  • Overall data model based on GenBank flat files. This makes teaching the model to biology oriented users much easier; you can pull up a text file from NCBI with a sequence and directly show how items map to the database.

Given the usefulness of BioSQL for local relational data storage, I would like to see it move into the rapidly expanding cloud development community. Tying BioSQL data storage in with Web frameworks will help researchers make their data publicly available earlier and in standard formats. As a nice recent example, George has a series of posts on using BioSQL with Ruby on Rails. There have also been several discussions of the BioSQL mailing list around standard web tools and APIs to sit on top of the database; see this thread for a recent example.

Towards these goals, I have been working on a BioSQL backed interface for Google App Engine. Google App Engine is a Python based framework to quickly develop and deploy web applications. For data storage, Google’s Datastore provides an object interface to a distributed scalable storage backend. Practically, App Engine has free hosting quotas which can scale to larger instances as demand for the data in the application increases; this will appeal to cost-conscious researchers by avoiding an initial barrier to making their data available.

My work on this was accelerated by the Open Bioinformatics Foundation’s move to apply for participation in Google’s Summer of Code. OpenBio is a great community that helps organize projects like BioPerl, Biopython, BioJava and BioRuby. After writing up a project idea for BioSQL on Google App Engine in our application, I was inspired to finish a demonstration of the idea.

I am happy to announce a simple demonstration server running a BioSQL based backend: BioSQL Web. The source code is available from my git repository. Currently the server allows uploads of GenBank formatted files and provides a simple view of the records, annotations and sequences. The data is stored in the Google Datastore with an object interface that mimics the BioSQL relational model.

Future posts will provide more details on the internals of the server end and client interface as they develop.

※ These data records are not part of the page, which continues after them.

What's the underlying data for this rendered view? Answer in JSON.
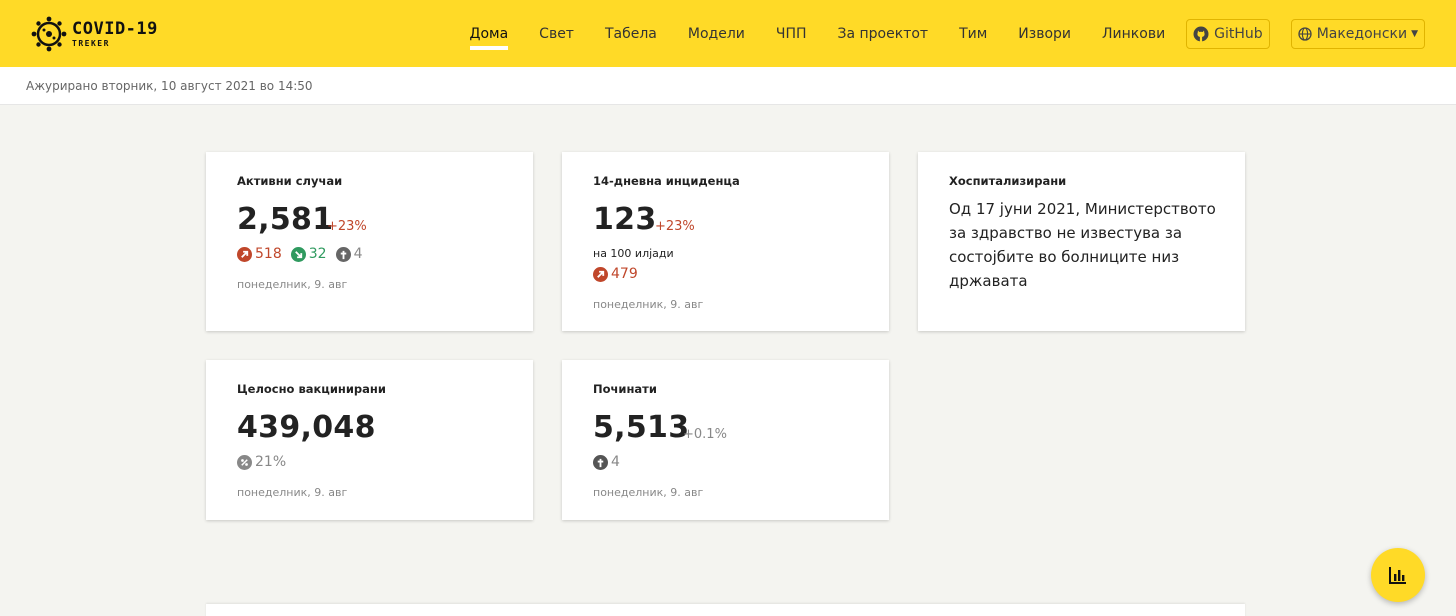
{
  "logo": {
    "title": "COVID-19",
    "subtitle": "TREKER"
  },
  "nav": {
    "items": [
      "Дома",
      "Свет",
      "Табела",
      "Модели",
      "ЧПП",
      "За проектот",
      "Тим",
      "Извори",
      "Линкови"
    ],
    "active": "Дома",
    "github_label": "GitHub",
    "language_label": "Македонски"
  },
  "updated": "Ажурирано вторник, 10 август 2021 во 14:50",
  "cards": {
    "active": {
      "title": "Активни случаи",
      "value": "2,581",
      "change": "+23%",
      "new": "518",
      "recovered": "32",
      "deceased": "4",
      "date": "понеделник, 9. авг"
    },
    "incidence": {
      "title": "14-дневна инциденца",
      "value": "123",
      "change": "+23%",
      "note": "на 100 илјади",
      "new": "479",
      "date": "понеделник, 9. авг"
    },
    "hospitalized": {
      "title": "Хоспитализирани",
      "text": "Од 17 јуни 2021, Министерството за здравство не известува за состојбите во болниците низ државата"
    },
    "vaccinated": {
      "title": "Целосно вакцинирани",
      "value": "439,048",
      "percent": "21%",
      "date": "понеделник, 9. авг"
    },
    "deceased": {
      "title": "Починати",
      "value": "5,513",
      "change": "+0.1%",
      "new": "4",
      "date": "понеделник, 9. авг"
    }
  },
  "colors": {
    "accent": "#ffda27",
    "increase": "#c0472b",
    "decrease": "#2f9a5f",
    "neutral": "#666666"
  }
}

As always, feedback, thoughts and code contributions are very welcome.

Written by Brad Chapman

March 15, 2009 at 8:45 am